Audrey Tautou in the famed film Amélie (2007)

Let look at some other examples of how France seduces American culture. But first let me ask why is Amelie (2001) one of our biggest success abroad? Simply because there has always been this fantasy about France, about Paris, capital of love. Jean Pierre Jeunet who directed this film succeeded in making people fantasize about our country. On behalf of French people, I apologize. Living in Paris isn't like Amelie (2001).

Marion Cotillard. Photo credit: Studio Harcourt Paris

French cinema survives through the careers of its best actors. There is this passion for French actresses and actors that makes me sometimes, proud of contemporary French filmmakers and their works. I remember that particular evening I was watching the Academy Awards when Marion Cotillard was a nominee for her role in La Môme (2007). I stayed up almost all night due to jetlag just watch the show (and dozed off the next day in class).

The day after, I carried the attitude: “Yup guys, bow down… bow down, we won!”

I then became a fan of the actress. It’s terrible to like an actress only because she got the top prize. I idolized her for years. Any news saying that she was casted in an American movie made me even happier.

Until I became a movie expert and had a deeper look at her acting (and that particular scene in The Dark Knight (2008). You know which one--I know you know.)

Working in the film business made me grow up in my approach to French film. Now I follow the careers of actresses who truly astonish me with their acting, hoping and praying that they get recognized for their talent someday. The French actress Eva Green is one example, and I would recommend everyone immediately binge-watch series Penny Dreadful.  She is the daughter of the acclaimed New Wave actress Marlène Jobert. I recall reading an article where she stated that she does not understand why Eva Green plays roles in indie movies, movies that “nobody watches.” I did watch Cracks (2009), the first Jordan Scott’s feature. I did watch White Bird in a Blizzard (2014) from Gregg Araki too. And trust me, it was awesome.

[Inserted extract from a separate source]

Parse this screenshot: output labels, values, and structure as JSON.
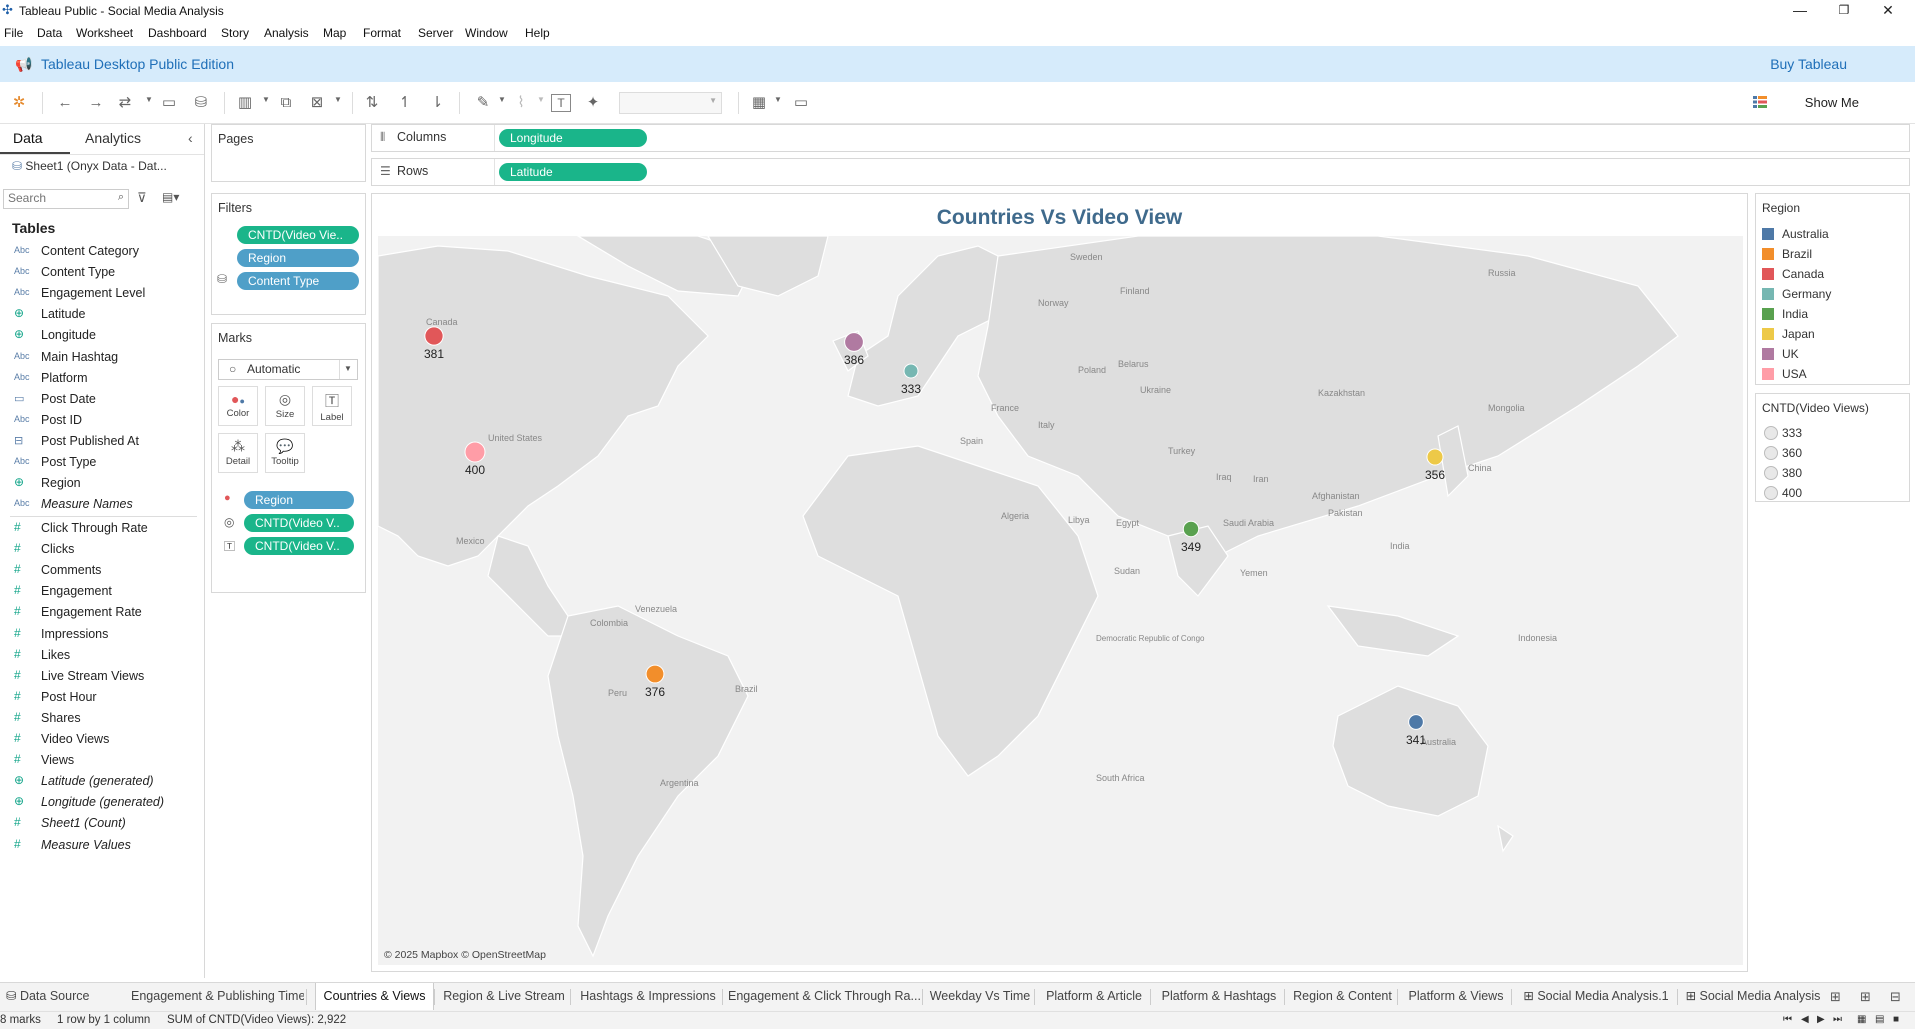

Recently, another French actress made her debut in an American movie. Well, not exactly her debut, since she has a small role in Mission: Impossible – Ghost Protocol (2011). But she gained a lot of attention thanks to the success of Blue Is the Warmest Color (2013). Lea Seydoux has not only a famous name and grandfather, she is also talented—very talented. I believe that her performance in the next James Bond movie Spectre (2015) will surprise us. In a good way.

Truth is, French cinema is no longer exciting. I had numerous appointments with screenwriters. I read many scripts over the past years. And what I felt wasn’t disappointment, but sadness.  Sadly, everything is so controlled that it is very hard to make a film nowadays in France. We no longer have the freedom to create and experiment--

Something has died, an element that is, I believe, the most important thing when it comes to movies: creativity.

To follow along with this series, click here

To check out Part 1 in this series, click here

-Allison Launay